11. What effects do contemplative practices have on self-control? Do practices wherein subjects focus attention on specific objects differ in their influence from practices that encourage open-minded attention?  What are the advantages of different practices in these respects? Furthermore, what are the neuroscientific underpinnings of these practices in short-term and long term changes in brain activity? Can neurofeedback techniques be developed to enhance the efficiency of training? If so, are there risks or detriments involved with these alternatives to the traditional approaches?

12. Are there ways of enhancing self-control that lead to epistemological improvements, such as reductions in cognitive biases or improvements to working memory?  If so, what are these ways? And what implications does this have for other epistemological issues, e.g., for our thinking about rationality and justification?

13. Weakness of will has been a perennial topic within philosophy and other disciplines. What is the best account of weakness of will, and which strategies are the most effective for overcoming it? Relevant sub-questions here include the following:

  • Is weakness of will best understood as action contrary to one’s better judgment, or as action contrary to some prior resolution and due to an inappropriate shift in judgment?
  • Are weak-willed actions best explained by appeal to an inappropriate shift in the person’s judgment about what it is best to do?
  • Is weakness of will a natural kind?
  • How might progress on the sub-questions above lead to enhancements to self-control? (For example: Suppose weakness of will is not a natural kind.  Would a successor concept enable better understanding of lapses in self-control and better techniques for avoiding these? Or suppose that weakness of will is typically characterized by inappropriate shifts in judgment; how can agents guard against such shifts?)

14. Why, and how, is self-control valuable? Relevant sub-questions here can include the following:

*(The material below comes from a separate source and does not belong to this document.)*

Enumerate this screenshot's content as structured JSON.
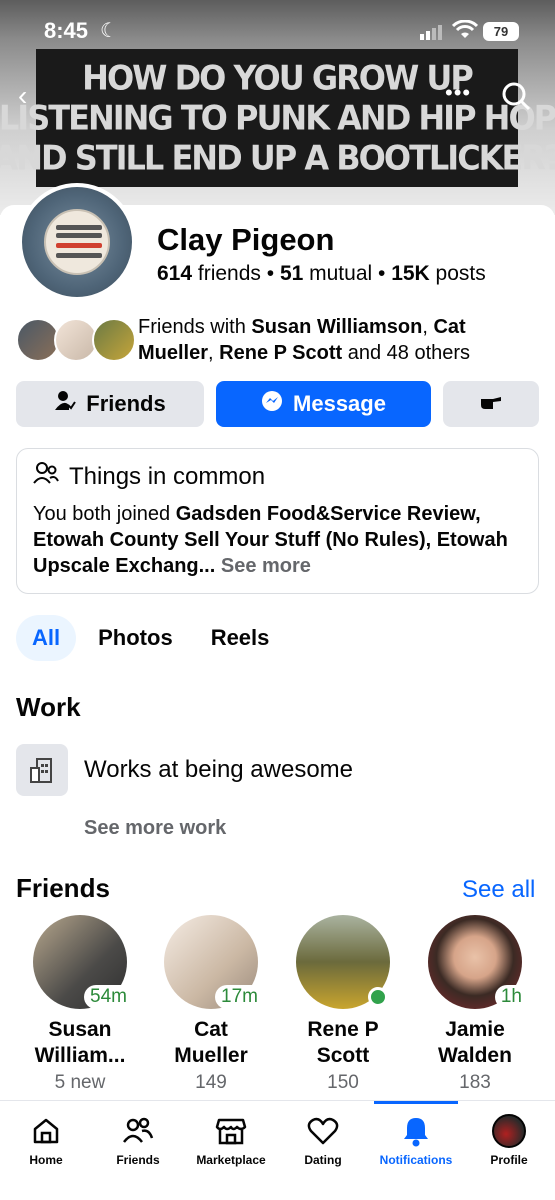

  • Is the value of self-control instrumental only or intrinsic as well?
  • What specific benefits does self-control confer? For example: Does having better or worse self-control correlate strongly with other character virtues? How might it be incorporated into a system of virtue ethics? Does it correlate with higher measures of human flourishing?
  • A distinction is sometimes drawn between continence, a state characterized by the ability to control one’s immoral impulses (resist immoral desires, e.g.), and temperance, a state in which immoral impulses simply aren’t experienced (and thus there is no need to inhibit them). How can scientific methods or recent findings illuminate the difference between these two states, the factors that influence each of them, and the techniques that are effective at enhancing each?

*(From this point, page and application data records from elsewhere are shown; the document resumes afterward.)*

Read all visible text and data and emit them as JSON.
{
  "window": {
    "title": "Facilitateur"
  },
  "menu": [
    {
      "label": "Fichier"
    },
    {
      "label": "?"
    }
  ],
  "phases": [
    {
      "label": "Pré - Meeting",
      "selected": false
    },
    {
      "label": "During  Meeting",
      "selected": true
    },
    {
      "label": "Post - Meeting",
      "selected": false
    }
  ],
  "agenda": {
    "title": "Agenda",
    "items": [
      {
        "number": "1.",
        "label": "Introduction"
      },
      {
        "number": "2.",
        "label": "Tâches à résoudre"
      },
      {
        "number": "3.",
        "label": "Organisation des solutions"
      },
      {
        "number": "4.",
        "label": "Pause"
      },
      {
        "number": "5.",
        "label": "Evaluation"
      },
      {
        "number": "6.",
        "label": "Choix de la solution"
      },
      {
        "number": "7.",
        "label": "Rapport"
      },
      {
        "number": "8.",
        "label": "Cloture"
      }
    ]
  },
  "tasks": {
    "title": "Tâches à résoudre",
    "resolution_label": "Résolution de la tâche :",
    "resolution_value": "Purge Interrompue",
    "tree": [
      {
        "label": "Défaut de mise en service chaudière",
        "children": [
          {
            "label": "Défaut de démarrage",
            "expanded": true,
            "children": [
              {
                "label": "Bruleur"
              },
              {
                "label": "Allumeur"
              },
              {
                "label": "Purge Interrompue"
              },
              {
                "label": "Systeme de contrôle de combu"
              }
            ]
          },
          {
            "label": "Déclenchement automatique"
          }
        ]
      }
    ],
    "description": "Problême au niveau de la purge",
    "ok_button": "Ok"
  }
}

15. What are the costs associated with self-control and its exercise? (For example, recent research suggests that improvement in certain kinds of mental control, such as enhanced focus, is accompanied by a reduction in creativity.)  Can one be too self-controlled? (Hyperopia research, for example, suggests that some people are overly concerned about future outcomes and so fail to enjoy short-term rewards appropriately, which suggests that it is possible to have an excess of self-control.)  What considerations and techniques are available for determining and implementing the proper amount of self-control in one’s life—for determining whether and how to balance one’s self-regulatory behaviors?

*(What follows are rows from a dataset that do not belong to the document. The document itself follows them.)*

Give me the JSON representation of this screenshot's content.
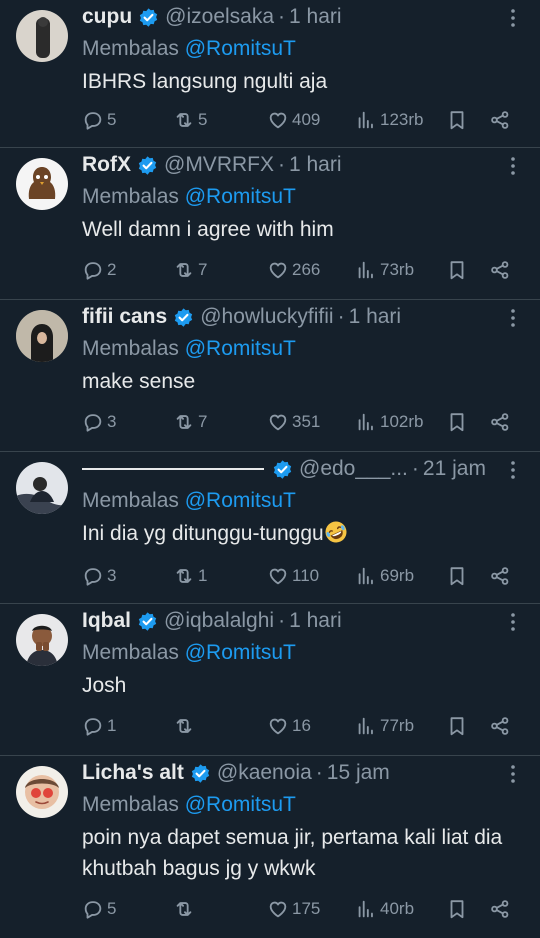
{
  "tweets": [
    {
      "name": "cupu",
      "handle": "@izoelsaka",
      "dot": "·",
      "time": "1 hari",
      "reply_prefix": "Membalas",
      "reply_to": "@RomitsuT",
      "text": "IBHRS langsung ngulti aja",
      "replies": "5",
      "retweets": "5",
      "likes": "409",
      "views": "123rb"
    },
    {
      "name": "RofX",
      "handle": "@MVRRFX",
      "dot": "·",
      "time": "1 hari",
      "reply_prefix": "Membalas",
      "reply_to": "@RomitsuT",
      "text": "Well damn i agree with him",
      "replies": "2",
      "retweets": "7",
      "likes": "266",
      "views": "73rb"
    },
    {
      "name": "fifii cans",
      "handle": "@howluckyfifii",
      "dot": "·",
      "time": "1 hari",
      "reply_prefix": "Membalas",
      "reply_to": "@RomitsuT",
      "text": "make sense",
      "replies": "3",
      "retweets": "7",
      "likes": "351",
      "views": "102rb"
    },
    {
      "name": "",
      "handle": "@edo___...",
      "dot": "·",
      "time": "21 jam",
      "reply_prefix": "Membalas",
      "reply_to": "@RomitsuT",
      "text": "Ini dia yg ditunggu-tunggu",
      "replies": "3",
      "retweets": "1",
      "likes": "110",
      "views": "69rb"
    },
    {
      "name": "Iqbal",
      "handle": "@iqbalalghi",
      "dot": "·",
      "time": "1 hari",
      "reply_prefix": "Membalas",
      "reply_to": "@RomitsuT",
      "text": "Josh",
      "replies": "1",
      "retweets": "",
      "likes": "16",
      "views": "77rb"
    },
    {
      "name": "Licha's alt",
      "handle": "@kaenoia",
      "dot": "·",
      "time": "15 jam",
      "reply_prefix": "Membalas",
      "reply_to": "@RomitsuT",
      "text": "poin nya dapet semua jir, pertama kali liat dia khutbah bagus jg y wkwk",
      "replies": "5",
      "retweets": "",
      "likes": "175",
      "views": "40rb"
    }
  ],
  "colors": {
    "background": "#15202b",
    "text": "#e7e9ea",
    "secondary": "#8b98a5",
    "accent": "#1d9bf0",
    "divider": "#38444d"
  },
  "icons": {
    "verified": "verified-badge-icon",
    "more": "more-icon",
    "reply": "reply-icon",
    "retweet": "retweet-icon",
    "like": "like-icon",
    "views": "views-icon",
    "bookmark": "bookmark-icon",
    "share": "share-icon",
    "emoji": "rolling-laughing-emoji"
  }
}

Philosophy of Self-Control. The PSSC project offers funding to support philosophical work on these questions and other questions about self-control. (See “Grants” page.)

Integrated Science and Philosophy of Self-Control. The PSSC offers funding to support work from teams consisting of both philosophers and scientists who will study these questions and other questions about self-control in an interdisciplinary way. All teams must have at least one philosopher and at least one scientist as members.  (See “Grants” page.)